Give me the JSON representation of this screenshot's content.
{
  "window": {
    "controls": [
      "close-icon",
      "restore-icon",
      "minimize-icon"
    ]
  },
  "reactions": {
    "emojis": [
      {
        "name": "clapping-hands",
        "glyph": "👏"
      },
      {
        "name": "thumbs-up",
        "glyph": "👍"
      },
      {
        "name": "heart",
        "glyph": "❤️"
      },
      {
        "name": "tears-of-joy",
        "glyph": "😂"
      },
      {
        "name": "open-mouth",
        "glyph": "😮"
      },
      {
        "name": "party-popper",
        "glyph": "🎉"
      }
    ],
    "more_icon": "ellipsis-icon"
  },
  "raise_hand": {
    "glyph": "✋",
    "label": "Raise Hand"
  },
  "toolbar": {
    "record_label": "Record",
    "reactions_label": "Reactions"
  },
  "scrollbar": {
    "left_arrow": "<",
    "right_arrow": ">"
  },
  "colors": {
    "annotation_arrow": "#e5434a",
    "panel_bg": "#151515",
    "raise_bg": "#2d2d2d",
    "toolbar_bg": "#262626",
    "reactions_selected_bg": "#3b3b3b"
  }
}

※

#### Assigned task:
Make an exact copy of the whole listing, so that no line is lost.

#### Exercise output:
Give me the JSON representation of this screenshot's content.
{
  "window": {
    "controls": [
      "close-icon",
      "restore-icon",
      "minimize-icon"
    ]
  },
  "reactions": {
    "emojis": [
      {
        "name": "clapping-hands",
        "glyph": "👏"
      },
      {
        "name": "thumbs-up",
        "glyph": "👍"
      },
      {
        "name": "heart",
        "glyph": "❤️"
      },
      {
        "name": "tears-of-joy",
        "glyph": "😂"
      },
      {
        "name": "open-mouth",
        "glyph": "😮"
      },
      {
        "name": "party-popper",
        "glyph": "🎉"
      }
    ],
    "more_icon": "ellipsis-icon"
  },
  "raise_hand": {
    "glyph": "✋",
    "label": "Raise Hand"
  },
  "toolbar": {
    "record_label": "Record",
    "reactions_label": "Reactions"
  },
  "scrollbar": {
    "left_arrow": "<",
    "right_arrow": ">"
  },
  "colors": {
    "annotation_arrow": "#e5434a",
    "panel_bg": "#151515",
    "raise_bg": "#2d2d2d",
    "toolbar_bg": "#262626",
    "reactions_selected_bg": "#3b3b3b"
  }
}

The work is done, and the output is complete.